The Seedrs post titled “Welcoming the New FCA Crowdfunding Rules“, states that in addition to being the first UK regulated crowdfunding platform, as opposed to another (unnamed) platform, which operated without such approval, they have elected to operate under a slightly nuanced regime pertaining to “fund managers.” In the US we have a similar regime (though much more cumbersome – no surprise) under the Investment Advisors Act of 1940.
As a fund manager, the Seedrs criteria for accepting particular investors differs slightly from the regulations set forth by the FCA for crowdfunding, and Seedrs summarizes those distinctions in their full post set forth below. Seedrs states that “the exact same investors are eligible to invest through Seedrs as are eligible to invest through the platforms that come under the new rules.”
The explanation by Seedrs is posted below.
Welcoming the New FCA Crowdfunding Rules
In March the FCA enacted a new set of equity crowdfunding rules. It may come as a surprise to some, but equity crowdfunding has been regulated in Britain since 2000, long before crowdfunding even existed as a concept.
The Financial Services and Markets Act requires firms that arrange transactions in investments, including shares, to be authorised by the appropriate regulator and adhere to a strict set of regulations. That was true regardless of whether those transactions were arranged online or offline, and it applied just as much to novel platforms as to old-fashioned investment firms.
When we were building Seedrs, we thought that rule was quite clear, and as a result we waited to launch until we had authorisation from the Financial Services Authority (now called the Financial Conduct Authority, or FCA).
New UK equity crowdfunding rules
Unfortunately for the industry, one platform ignored these rules and launched without authorisation, before eventually being compelled to seek approval. Shortly afterwards, the FCA decided that, in order to avoid a repeat of this type of behaviour, it would adopt rules specific to equity crowdfunding.
After a consultation process, the new equity crowdfunding rules were enacted in March 2014. Seedrs welcomes the new rules, as we believe they provide clarity to investors and platforms alike. Proportionate regulation helps markets thrive, and we believe the rules the FCA adopted strike an effective balance—and certainly one that is better than what many other countries are currently proposing.
Who is eligible to invest through crowdfunding?
As it happens, the new rules do not apply to Seedrs directly, as we have chosen from the beginning to be regulated as a” fund manager” rather than as a mere arranger. This is because, beyond simply introducing investors to startups, we act as their nominee, enforcing shareholder protections and helping to ensure that they earn returns from successful businesses—something that many other crowdfunding platforms don’t do. We’ve long advocated for the importance of a nominee structure.
Importantly, the exact same investors are eligible to invest through Seedrs as are eligible to invest through the platforms that come under the new rules.
In both cases, investment is open to any investor who can demonstrate that he or she has the experience and knowledge required to understand the investments being offered.
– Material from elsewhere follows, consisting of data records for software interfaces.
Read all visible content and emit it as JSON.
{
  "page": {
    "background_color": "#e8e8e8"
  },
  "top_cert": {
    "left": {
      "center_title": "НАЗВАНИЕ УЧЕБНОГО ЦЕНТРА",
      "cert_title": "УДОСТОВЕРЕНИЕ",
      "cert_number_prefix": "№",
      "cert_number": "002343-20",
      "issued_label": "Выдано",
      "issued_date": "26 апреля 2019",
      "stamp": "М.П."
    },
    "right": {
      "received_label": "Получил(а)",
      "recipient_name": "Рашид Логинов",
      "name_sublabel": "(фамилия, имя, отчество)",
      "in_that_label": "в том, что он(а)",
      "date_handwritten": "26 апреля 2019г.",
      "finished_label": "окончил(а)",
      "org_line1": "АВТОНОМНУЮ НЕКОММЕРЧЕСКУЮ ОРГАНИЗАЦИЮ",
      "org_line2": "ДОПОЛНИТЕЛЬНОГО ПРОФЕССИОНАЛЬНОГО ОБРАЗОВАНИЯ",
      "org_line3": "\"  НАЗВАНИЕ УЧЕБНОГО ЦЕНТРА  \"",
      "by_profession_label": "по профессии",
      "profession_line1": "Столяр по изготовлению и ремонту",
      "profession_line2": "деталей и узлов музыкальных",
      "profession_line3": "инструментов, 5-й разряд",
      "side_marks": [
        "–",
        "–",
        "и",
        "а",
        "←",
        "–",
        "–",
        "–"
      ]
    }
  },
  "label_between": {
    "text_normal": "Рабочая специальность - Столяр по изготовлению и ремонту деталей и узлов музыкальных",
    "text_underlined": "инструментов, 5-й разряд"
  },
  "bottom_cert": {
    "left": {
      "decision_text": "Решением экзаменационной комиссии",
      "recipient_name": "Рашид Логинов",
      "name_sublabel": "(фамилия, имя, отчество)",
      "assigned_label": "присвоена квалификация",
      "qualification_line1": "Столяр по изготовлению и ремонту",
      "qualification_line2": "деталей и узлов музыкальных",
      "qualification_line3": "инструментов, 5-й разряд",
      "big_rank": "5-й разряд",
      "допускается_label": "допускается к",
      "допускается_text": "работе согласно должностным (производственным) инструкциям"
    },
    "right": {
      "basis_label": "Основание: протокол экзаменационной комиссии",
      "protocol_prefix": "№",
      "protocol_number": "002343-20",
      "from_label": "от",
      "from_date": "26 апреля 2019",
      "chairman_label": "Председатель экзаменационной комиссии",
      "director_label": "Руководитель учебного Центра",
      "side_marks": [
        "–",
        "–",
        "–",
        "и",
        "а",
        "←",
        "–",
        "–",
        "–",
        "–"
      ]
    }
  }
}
Under the new crowdfunding rules, this is called an “appropriateness test”, whereas under the Seedrs structure it is called an “elective professional client categorisation”, but the standard of the test is the same.
Seedrs combines true crowdfunding with professional grade investor protections.
One difference that does result from our regulatory categorisation is that investors who use Seedrs are not subject to the much-maligned “10% requirement”, which restricts investors to investing no more than 10% of their net assets in crowdfunding investments per year. That said, we encourage all investors to build diversified portfolios and only allocate what they believe to be a reasonable proportion of their capital to early-stage investments.
Regulation will continue to be an important part of the crowdfunding discussion, and as the industry grows, there will likely be further modifications of the rules. We look forward to engaging in this process: having been the first regulated equity crowdfunding platform in the world, we believe that complying with applicable law is essential. We are pleased that the clarity provided by the new rules will help to ensure that others do so as well.
Georgia P. Quinn, a senior associate in Seyfarth Shaw LLP’s Corporate department, has spent her career representing public and private companies and investment banks in a wide range of capital markets transactions, including registered offerings and private placements of debt, equity, and hybrid securities. Over the last year, Ms. Quinn has led Seyfarth’s Crowdfunding Initiative, helping clients stay at the forefront of the enacted and proposed SEC regulations. Georgia has conducted webinars, presented to the New York State Bar Association’s Securities Law Section and the Business Law and International Sections, has been featured on Crowdfund Insider and has been invited to chair a panel on Crowdfunding for the American Bar Association in April. All views and comments above are strictly her own views and do not reflect the opinion or position of Seyfarth Shaw.